In previous situations I think the U.S. has been much more comfortable going around the council, but for the Europeans it's different. European public opinion is more legalistic, and there is strong belief that council authorization makes a difference between a legal operation and an illegal operation. For Iraq in 2003, it was because of the British that the U.S. pushed it as far as it did at the U.N. I would expect that dynamic might be playing out here.
At some point soon, the question might become, "Do you force it to a vote to compel Russia and China to veto, or go as far as you can and not push it to a vote?" And that's where the views of these nonpermanent members I was mentioning come into play. It matters if it's 12 to 2 with one abstention as opposed to 9 in favor, 3 or 4 opposed. It matters a little bit if the Russians and Chinese can be shown to be the obstacles. Even though in legal terms it has no meaning, in PR terms Western leaders may think it has meaning.
How is public opposition in the West to any military action -- not to mention the House of Commons voting down intervention and congressional opposition to it -- affecting how the council deals with Syria?
That's hard to know. In a sense it puts the Western powers in a more defensive posture, because it's apparent to everyone that their publics aren't behind them. That will make Russia more aggressive in its U.N. negotiations than it would otherwise be.
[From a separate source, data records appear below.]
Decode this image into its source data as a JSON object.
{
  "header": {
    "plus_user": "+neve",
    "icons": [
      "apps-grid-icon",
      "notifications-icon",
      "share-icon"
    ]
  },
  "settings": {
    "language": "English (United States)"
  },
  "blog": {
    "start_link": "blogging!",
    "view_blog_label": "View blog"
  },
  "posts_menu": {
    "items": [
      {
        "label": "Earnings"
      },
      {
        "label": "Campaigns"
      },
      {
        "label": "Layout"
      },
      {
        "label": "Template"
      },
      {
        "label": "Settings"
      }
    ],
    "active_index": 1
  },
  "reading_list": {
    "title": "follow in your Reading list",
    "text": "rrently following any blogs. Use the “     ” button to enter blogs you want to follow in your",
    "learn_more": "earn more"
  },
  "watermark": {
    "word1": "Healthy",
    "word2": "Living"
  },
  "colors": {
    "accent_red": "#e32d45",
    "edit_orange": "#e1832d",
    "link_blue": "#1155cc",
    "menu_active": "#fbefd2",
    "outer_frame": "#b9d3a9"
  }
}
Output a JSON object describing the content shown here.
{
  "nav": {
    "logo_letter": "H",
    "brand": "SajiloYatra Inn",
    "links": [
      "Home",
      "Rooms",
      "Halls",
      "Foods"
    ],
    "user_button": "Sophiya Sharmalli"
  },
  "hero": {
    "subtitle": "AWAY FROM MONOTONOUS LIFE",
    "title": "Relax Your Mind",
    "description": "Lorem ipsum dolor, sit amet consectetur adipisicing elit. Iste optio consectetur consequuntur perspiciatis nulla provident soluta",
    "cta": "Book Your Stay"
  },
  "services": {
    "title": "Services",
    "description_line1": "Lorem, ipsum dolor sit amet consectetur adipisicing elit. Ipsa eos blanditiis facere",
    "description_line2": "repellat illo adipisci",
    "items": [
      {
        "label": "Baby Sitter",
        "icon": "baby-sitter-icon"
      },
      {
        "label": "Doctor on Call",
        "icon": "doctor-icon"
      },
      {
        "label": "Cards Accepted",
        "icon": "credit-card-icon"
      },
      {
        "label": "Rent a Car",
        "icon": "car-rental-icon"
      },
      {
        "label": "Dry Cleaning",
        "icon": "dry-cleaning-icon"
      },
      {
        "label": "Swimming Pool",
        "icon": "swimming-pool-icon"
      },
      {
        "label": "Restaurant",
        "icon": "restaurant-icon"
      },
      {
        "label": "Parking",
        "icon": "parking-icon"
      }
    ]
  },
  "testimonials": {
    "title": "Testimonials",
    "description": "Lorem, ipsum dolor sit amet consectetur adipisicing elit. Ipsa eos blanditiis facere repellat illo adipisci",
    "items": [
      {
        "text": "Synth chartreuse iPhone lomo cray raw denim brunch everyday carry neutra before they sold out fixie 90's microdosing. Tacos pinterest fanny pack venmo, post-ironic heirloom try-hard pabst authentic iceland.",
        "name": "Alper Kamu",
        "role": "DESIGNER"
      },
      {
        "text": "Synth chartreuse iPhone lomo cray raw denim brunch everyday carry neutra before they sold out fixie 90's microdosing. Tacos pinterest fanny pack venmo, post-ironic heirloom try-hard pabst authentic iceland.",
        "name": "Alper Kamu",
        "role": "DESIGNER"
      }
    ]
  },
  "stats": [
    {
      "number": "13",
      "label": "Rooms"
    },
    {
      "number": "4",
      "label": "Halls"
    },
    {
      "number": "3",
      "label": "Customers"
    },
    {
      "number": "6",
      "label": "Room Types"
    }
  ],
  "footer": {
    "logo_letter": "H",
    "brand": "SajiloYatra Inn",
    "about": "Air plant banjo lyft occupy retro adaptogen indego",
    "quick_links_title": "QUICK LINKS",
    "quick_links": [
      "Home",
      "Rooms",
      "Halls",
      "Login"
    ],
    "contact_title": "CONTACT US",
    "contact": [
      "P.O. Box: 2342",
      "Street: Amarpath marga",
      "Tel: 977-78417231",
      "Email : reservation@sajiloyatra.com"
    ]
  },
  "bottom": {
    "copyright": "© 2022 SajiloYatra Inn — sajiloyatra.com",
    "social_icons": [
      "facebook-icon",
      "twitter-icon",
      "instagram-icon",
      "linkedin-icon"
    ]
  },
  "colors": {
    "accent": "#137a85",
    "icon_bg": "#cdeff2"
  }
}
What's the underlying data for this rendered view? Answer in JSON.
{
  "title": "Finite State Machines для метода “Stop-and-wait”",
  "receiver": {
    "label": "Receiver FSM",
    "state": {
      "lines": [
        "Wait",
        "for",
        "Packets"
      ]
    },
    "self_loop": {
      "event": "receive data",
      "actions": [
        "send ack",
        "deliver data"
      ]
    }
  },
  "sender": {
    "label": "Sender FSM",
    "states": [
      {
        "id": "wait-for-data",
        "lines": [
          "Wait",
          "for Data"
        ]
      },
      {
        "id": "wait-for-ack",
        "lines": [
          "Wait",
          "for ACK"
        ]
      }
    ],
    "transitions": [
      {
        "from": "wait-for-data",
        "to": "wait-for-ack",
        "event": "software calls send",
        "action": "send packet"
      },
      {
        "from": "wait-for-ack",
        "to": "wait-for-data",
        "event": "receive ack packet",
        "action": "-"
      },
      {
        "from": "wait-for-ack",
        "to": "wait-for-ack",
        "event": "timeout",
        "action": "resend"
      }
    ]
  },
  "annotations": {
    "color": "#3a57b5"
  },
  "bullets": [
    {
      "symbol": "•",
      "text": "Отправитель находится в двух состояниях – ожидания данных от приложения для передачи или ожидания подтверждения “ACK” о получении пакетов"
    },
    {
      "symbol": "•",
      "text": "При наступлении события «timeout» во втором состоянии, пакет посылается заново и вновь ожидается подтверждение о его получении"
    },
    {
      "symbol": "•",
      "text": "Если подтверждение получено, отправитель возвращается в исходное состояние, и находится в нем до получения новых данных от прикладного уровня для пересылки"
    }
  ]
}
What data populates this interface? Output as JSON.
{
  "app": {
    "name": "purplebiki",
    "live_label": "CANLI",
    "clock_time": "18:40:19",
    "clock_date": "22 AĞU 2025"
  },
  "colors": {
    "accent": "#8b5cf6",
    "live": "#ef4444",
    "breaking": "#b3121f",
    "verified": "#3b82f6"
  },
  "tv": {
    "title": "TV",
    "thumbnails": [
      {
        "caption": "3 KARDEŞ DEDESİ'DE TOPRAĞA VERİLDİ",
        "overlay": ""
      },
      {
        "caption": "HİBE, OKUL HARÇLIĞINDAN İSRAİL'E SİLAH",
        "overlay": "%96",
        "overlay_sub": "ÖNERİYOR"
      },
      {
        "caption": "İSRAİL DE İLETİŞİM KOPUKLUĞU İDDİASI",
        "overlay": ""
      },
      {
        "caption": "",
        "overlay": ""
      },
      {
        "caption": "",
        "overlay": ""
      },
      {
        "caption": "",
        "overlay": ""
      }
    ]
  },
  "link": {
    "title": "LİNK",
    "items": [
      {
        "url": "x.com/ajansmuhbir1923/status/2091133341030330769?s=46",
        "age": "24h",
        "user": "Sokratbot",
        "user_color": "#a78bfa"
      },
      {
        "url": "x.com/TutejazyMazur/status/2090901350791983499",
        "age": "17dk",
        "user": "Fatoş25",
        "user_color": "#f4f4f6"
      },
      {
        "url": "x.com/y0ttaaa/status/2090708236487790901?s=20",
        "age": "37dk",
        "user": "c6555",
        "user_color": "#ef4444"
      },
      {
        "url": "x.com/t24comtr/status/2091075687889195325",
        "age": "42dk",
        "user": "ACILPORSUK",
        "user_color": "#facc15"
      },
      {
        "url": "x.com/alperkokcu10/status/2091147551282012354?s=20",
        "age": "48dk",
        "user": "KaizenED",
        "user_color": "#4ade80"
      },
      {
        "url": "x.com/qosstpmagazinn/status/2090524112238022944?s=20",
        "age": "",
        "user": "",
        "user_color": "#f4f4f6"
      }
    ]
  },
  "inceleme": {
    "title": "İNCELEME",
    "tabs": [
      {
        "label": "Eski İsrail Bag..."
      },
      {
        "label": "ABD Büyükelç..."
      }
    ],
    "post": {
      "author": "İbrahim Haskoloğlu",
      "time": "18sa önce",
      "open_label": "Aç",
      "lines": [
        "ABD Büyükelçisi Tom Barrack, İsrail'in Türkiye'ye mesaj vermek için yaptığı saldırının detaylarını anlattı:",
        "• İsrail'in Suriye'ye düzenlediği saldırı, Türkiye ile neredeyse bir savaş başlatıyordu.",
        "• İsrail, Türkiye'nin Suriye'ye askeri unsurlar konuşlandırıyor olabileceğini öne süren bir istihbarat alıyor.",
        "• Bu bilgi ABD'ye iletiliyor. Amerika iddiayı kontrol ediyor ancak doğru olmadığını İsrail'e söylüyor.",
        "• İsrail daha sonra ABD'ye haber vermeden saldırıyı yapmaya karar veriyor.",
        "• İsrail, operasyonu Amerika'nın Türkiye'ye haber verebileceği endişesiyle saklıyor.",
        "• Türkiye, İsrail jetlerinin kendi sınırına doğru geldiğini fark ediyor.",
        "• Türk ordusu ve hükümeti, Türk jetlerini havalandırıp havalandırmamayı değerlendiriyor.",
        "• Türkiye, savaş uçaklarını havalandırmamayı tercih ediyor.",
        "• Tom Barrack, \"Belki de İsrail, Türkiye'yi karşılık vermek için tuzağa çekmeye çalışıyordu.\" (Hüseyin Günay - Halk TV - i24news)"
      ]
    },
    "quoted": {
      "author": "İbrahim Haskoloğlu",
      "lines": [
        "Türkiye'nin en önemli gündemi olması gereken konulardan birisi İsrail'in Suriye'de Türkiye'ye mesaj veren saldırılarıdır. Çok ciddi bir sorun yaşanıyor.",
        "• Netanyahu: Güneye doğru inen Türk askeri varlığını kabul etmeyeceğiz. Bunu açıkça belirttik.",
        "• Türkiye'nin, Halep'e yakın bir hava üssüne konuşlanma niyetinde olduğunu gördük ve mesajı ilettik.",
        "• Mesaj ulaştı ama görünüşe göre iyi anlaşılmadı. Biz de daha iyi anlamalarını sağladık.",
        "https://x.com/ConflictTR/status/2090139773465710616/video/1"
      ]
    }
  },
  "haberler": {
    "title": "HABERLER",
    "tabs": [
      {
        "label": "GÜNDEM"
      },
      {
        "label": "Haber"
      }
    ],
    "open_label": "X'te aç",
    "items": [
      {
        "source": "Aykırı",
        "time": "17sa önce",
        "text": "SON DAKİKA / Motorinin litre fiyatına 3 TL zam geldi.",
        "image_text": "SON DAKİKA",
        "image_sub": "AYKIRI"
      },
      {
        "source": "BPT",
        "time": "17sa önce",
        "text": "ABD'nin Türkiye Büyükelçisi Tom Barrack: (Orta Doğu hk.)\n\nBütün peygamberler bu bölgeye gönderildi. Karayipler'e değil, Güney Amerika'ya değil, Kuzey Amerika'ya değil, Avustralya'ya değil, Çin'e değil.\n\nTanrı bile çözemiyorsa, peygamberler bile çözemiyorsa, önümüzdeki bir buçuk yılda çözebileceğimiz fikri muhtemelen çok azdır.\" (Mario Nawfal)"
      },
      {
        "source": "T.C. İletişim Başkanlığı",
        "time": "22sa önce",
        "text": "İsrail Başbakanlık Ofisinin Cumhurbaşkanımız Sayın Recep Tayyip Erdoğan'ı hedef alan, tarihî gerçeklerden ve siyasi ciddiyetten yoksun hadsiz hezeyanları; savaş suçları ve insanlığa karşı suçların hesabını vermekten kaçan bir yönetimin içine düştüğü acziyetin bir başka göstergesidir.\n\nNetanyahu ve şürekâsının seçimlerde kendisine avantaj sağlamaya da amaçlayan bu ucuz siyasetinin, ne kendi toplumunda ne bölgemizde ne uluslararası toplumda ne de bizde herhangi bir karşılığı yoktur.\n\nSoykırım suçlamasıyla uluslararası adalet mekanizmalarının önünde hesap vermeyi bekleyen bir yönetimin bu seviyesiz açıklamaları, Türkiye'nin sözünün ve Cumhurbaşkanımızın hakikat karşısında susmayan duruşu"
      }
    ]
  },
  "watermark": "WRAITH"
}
i think that's dead in the water, and interestingly, I think it's not just Russia and China. It was interesting to note Samantha Power's speech, where she expressed a great degree of skepticism about whether an ICC role would be useful. And that makes me think that the U.S. is not very supportive of that either, and they're probably not supportive for a couple of reasons. There's the reason she articulated, but also, what if we want a negotiated solution where Assad disappears into retirement? So I would be very surprised if an ICC referral happens. There may be a reference to it in a resolution, a threat of referral.
Power's pretty new at her posting. Have you noticed differences in how she approaches the Security Council, compared to Susan Rice?
I'm not close enough to it to see what differences in style there have been, and I haven't heard much about interactions. But there's an enormous experience gap between [Russian U.N. Ambassador Vitaly] Churkin and Power. He has been a deputy foreign minister, he has been ambassador to several countries, speaks fluent English. In relative terms, she's a newcomer to this kind of diplomacy. [Russian Foreign Minister] Sergei Lavrov is also an old U.N. hand and has enormous experience in negotiating that trumps John Kerry's experience with that kind of thing. In terms of how much that matters, I don't want to overstate it; global power dynamics matter more.
Does the U.S. have any veteran diplomats it can turn to to pinch hit, who could match Churkin's and Lavrov's level of experience? Five years ago, you would have said Richard Holbrooke, but he's sadly passed.
Bill Burns, the deputy secretary of state, was often discussed as someone who might be a U.N. ambassador, so there are people who may get involved who have more negotiating experience. The U.S. deputy U.N. ambassador, Rosemary DiCarlo, is a seasoned Security Council veteran. This is not to say that Power won't do a great job, but there is an undeniable disparity in experience between the Russian and American ambassadors.
Anything else you wanted to touch on before we wrap up?
Just on the nonpermanent members — Argentina, which is a nonpermanent member, did not sign onto that statement that some of the G-20 members did. It would be interesting to see if it came down to it how Argentina would vote. Obviously, Azerbaijan has a close and complicated relationship with Russia, so I'd be surprised if they go far from Russia. You may see some abstentions. These high-profile votes can be distinctly uncomfortable for some nonpermanent members., Countries love to get on the Security Council, but sometimes an issue like this — which forces them to choose side s-- makes them wonder if it's worth it.